It is very intuitive and easy, as for how to scale master and slave or worker nodes on a cluster.
For example, considering we’ve a working set of watch_me cluster, which also has been deployed.
So for seeing status of watch_me
Like I said, its very intuitive and easy to scale cluster, for increasing master this simple command will do the job.
Likewise, for adding workers, this command will create more worker-units
As users always want their application to be accessible, at any point of time, also developers are expected to deploy updated versions of the application several times a day. It’s possible in kubernetes.One of the most pleasing features of Kubernetes is that it allows Rolling updates, with zero downtime, which basically works by incrementally updating pods instances, with new ones as they get updated. The new pods that have been updated are scheduled on the nodes, with available resources.
Monitoring and Logging
Another one of the most useful open-source we’ll discuss is Kibana which is a open source analytics and visualization platform which has been specifically designed to work with Elasticsearch. We can use Kibana to search, view, and interact with data stored in Elasticsearch indices. You can easily perform specialized and professional data analysis and plot and visualize your data in a variety of graphs, records and coordinated maps.
One of the most important ability of Kibana is that it makes the task of understanding large volumes of organized data very easy. It’s a very lucid, and very intuitive browser-based interface enables us to very quickly create and allows us to share with others our dynamic dashboards, which helps us that display changes to Elasticsearch queries in real time.
Setting up Kibana is a very intuitive to set up, . You can install Kibana and start exploring your Elasticsearch indices in minutes — no code, no additional infrastructure required.
So, just for dipping our fingers, We can start exploring Kibana with following two ways:
Elasticsearch is another one of the open-source full-text search and real-time distributed analytics engine. Elasticsearch finds most use in Single Page Application (SPA) projects. Also, all the java programmers would want to know, that Elasticsearch is an open source engineer that has been developed in Java and is being used by many big organizations around the world. It is licensed under the Apache license version 2.0. In this brief article, we’ll be touching surface of Elasticsearch and its features.
So, Elasticsearch and some of its many useful features are:
- It has been equipped to use denormalization for improving the intricate search performance.
- It’s one of the most popular industrial search engines, which, like mentioned above, is being used by many MNC, like StackOverflow, GitHub, Wikipedia.
- It is also being used as replacement of document stores like MongoDB and RavenDB

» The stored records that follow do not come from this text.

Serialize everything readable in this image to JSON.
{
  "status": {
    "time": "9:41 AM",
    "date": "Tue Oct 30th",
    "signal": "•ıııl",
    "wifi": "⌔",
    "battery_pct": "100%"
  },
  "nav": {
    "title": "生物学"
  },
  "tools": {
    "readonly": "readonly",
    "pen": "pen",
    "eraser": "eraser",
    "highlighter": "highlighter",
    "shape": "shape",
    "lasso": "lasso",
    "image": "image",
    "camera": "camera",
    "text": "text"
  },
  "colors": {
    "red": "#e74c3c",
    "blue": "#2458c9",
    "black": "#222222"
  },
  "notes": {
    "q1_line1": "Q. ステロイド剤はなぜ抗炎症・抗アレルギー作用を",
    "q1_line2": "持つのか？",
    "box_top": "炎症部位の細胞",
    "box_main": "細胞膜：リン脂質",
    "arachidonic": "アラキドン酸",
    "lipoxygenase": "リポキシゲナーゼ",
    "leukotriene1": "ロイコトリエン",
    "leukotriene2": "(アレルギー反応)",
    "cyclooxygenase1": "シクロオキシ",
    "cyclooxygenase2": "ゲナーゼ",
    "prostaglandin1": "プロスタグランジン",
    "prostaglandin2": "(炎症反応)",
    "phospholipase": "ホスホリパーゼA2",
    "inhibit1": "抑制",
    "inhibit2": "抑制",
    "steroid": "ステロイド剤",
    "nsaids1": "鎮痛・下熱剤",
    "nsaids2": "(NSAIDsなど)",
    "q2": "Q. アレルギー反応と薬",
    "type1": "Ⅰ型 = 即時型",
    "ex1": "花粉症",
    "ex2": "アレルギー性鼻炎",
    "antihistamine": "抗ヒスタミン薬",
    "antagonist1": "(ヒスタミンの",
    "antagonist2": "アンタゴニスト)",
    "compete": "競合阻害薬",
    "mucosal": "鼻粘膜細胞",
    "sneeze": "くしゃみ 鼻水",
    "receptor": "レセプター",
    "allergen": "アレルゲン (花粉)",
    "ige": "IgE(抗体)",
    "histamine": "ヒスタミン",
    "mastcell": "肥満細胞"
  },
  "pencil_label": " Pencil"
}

- Also, It’s capable of scaling up to petabytes of structured and unstructured data.
With this, our discussion of various key softwares and technologies come to an end, which we’ll be continuing in next blog about DevOps Security, Thank you.